But what seems to ease any concerns is the Wild’s belief the risks were worth the returns and the duo are still in their prime.
“As long as Zach and Ryan continue to have that desire for the ultimate goal,” Leipold said, “then they’re going to be major contributors between now and the end of their contracts.
“Both of these guys are even more hungry than they were six years ago.”
Holding out hope
Only twice with Parise and Suter in the mix has the Wild advanced past the first round of the playoffs, but Leipold is confident the window to capture a Stanley Cup is still open.
So are Parise and Suter.
“We still have some years to go on our contracts,” Suter said. “Hopefully with a little change we can have a chance at it.”
What encourages the Wild is each player’s track record.
When he’s been able to play, Parise has been productive. In 42 games in 2017-18, he scored 15 goals — which would have translated to 29 in 82 games.
Suter has a history of staying healthy through his 13 years, and last season was also arguably his best as a member of the Wild; he set the franchise record for assists in a season for a defenseman with 45 and tied his career high in points at 51.
“[I’m] like a fine wine, maybe,” Suter joked.
Their contracts could become cumbersome. Leipold was uncomfortable with the 13-year term, but since other teams were offering that commitment during negotiations, Leipold felt the Wild had to as well to have a chance.
The contracts were signed shortly before a four-month NHL lockout that changed salary and buyout rules in the league. Leipold said, however, he will never cut ties with Parise and Suter while they’re under contract.
And amid rising salaries, it’s possible the deals become more advantageous as they progress — particularly Suter’s, since the premium on top blue-liners is escalating.
Other elite defensemen carry cap hits of $7.875 million (Victor Hedman), $8 million (Brent Burns), $9 million (P.K. Subban) and $11 million (Drew Doughty).
Pros and cons also exist for players signing hefty contracts; while they do offer security, the trade-off is typically pressure and scrutiny.

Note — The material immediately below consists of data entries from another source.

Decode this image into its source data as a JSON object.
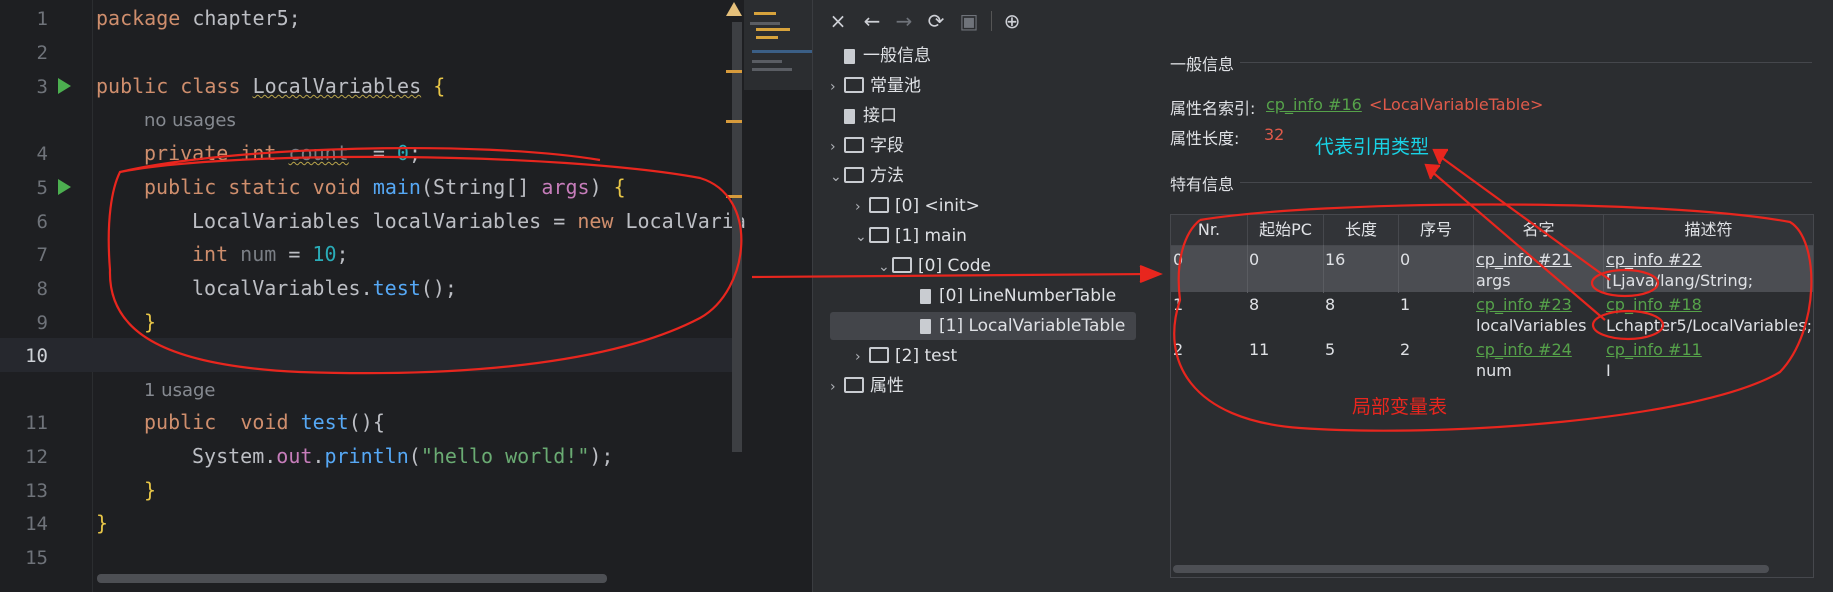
{
  "editor": {
    "line_numbers": [
      "1",
      "2",
      "3",
      "4",
      "5",
      "6",
      "7",
      "8",
      "9",
      "10",
      "11",
      "12",
      "13",
      "14",
      "15"
    ],
    "code": {
      "l1_kw": "package",
      "l1_rest": " chapter5;",
      "l3_kw1": "public",
      "l3_kw2": "class",
      "l3_name": "LocalVariables",
      "l3_brace": "{",
      "hint_no_usages": "no usages",
      "l4_kw": "private",
      "l4_type": "int",
      "l4_field": "count",
      "l4_eq": "  = ",
      "l4_num": "0",
      "l4_end": ";",
      "l5_kw1": "public",
      "l5_kw2": "static",
      "l5_kw3": "void",
      "l5_fn": "main",
      "l5_params_open": "(String[] ",
      "l5_param": "args",
      "l5_params_close": ") ",
      "l5_brace": "{",
      "l6_text": "LocalVariables localVariables = ",
      "l6_kw": "new",
      "l6_rest": " LocalVaria",
      "l7_type": "int",
      "l7_var": " num",
      "l7_eq": " = ",
      "l7_num": "10",
      "l7_end": ";",
      "l8_obj": "localVariables.",
      "l8_fn": "test",
      "l8_end": "();",
      "l9_brace": "}",
      "hint_1_usage": "1 usage",
      "l11_kw1": "public",
      "l11_kw2": "void",
      "l11_fn": "test",
      "l11_end": "(){",
      "l12_obj": "System.",
      "l12_fld": "out",
      "l12_dot": ".",
      "l12_fn": "println",
      "l12_open": "(",
      "l12_str": "\"hello world!\"",
      "l12_close": ");",
      "l13_brace": "}",
      "l14_brace": "}"
    }
  },
  "panel": {
    "toolbar": {
      "close_icon": "×",
      "back_icon": "←",
      "forward_icon": "→",
      "refresh_icon": "⟳",
      "save_icon": "▣",
      "globe_icon": "⊕"
    },
    "tree": {
      "general": "一般信息",
      "constant_pool": "常量池",
      "interfaces": "接口",
      "fields": "字段",
      "methods": "方法",
      "init": "[0] <init>",
      "main": "[1] main",
      "code": "[0] Code",
      "line_number_table": "[0] LineNumberTable",
      "local_variable_table": "[1] LocalVariableTable",
      "test": "[2] test",
      "attributes": "属性"
    },
    "general_section": "一般信息",
    "attr_name_index_label": "属性名索引:",
    "attr_name_index_link": "cp_info #16",
    "attr_name_index_value": "<LocalVariableTable>",
    "attr_length_label": "属性长度:",
    "attr_length_value": "32",
    "specific_section": "特有信息",
    "table": {
      "headers": [
        "Nr.",
        "起始PC",
        "长度",
        "序号",
        "名字",
        "描述符"
      ],
      "rows": [
        {
          "nr": "0",
          "start_pc": "0",
          "length": "16",
          "index": "0",
          "name_link": "cp_info #21",
          "name": "args",
          "desc_link": "cp_info #22",
          "desc": "[Ljava/lang/String;"
        },
        {
          "nr": "1",
          "start_pc": "8",
          "length": "8",
          "index": "1",
          "name_link": "cp_info #23",
          "name": "localVariables",
          "desc_link": "cp_info #18",
          "desc": "Lchapter5/LocalVariables;"
        },
        {
          "nr": "2",
          "start_pc": "11",
          "length": "5",
          "index": "2",
          "name_link": "cp_info #24",
          "name": "num",
          "desc_link": "cp_info #11",
          "desc": "I"
        }
      ]
    }
  },
  "annotations": {
    "ref_type": "代表引用类型",
    "local_var_table": "局部变量表"
  },
  "colors": {
    "annotation_red": "#e8261e",
    "annotation_cyan": "#19d3e6",
    "link_green": "#56a24a"
  }
}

There’s also the chance they hitch themselves to a team that just doesn’t win.
Neither Parise nor Suter regrets the decision to choose the Wild, they say, but the lack of postseason success is glaring.
“The hard part has been the other teams that I was looking at have either won the Cup or been in the finals,” Parise said. “So that’s a little frustrating to say the least.”
That void also affects how Leipold views the past six years.
“Until we as a team win the Stanley Cup,” he said, “I don’t think any one of us will say we’re happy with the way things have developed.”
But he has hope that the Wild can still capture a title with Parise and Suter as franchise cornerstones, a pursuit that may end up defining how fruitful the next seven years are while also shaping the ultimate legacy of their tenures with the team.
“The stories are unwritten yet,” Leipold said. “So I think there’s more chapters to this great story, and I fully believe that it will end with a Stanley Cup.”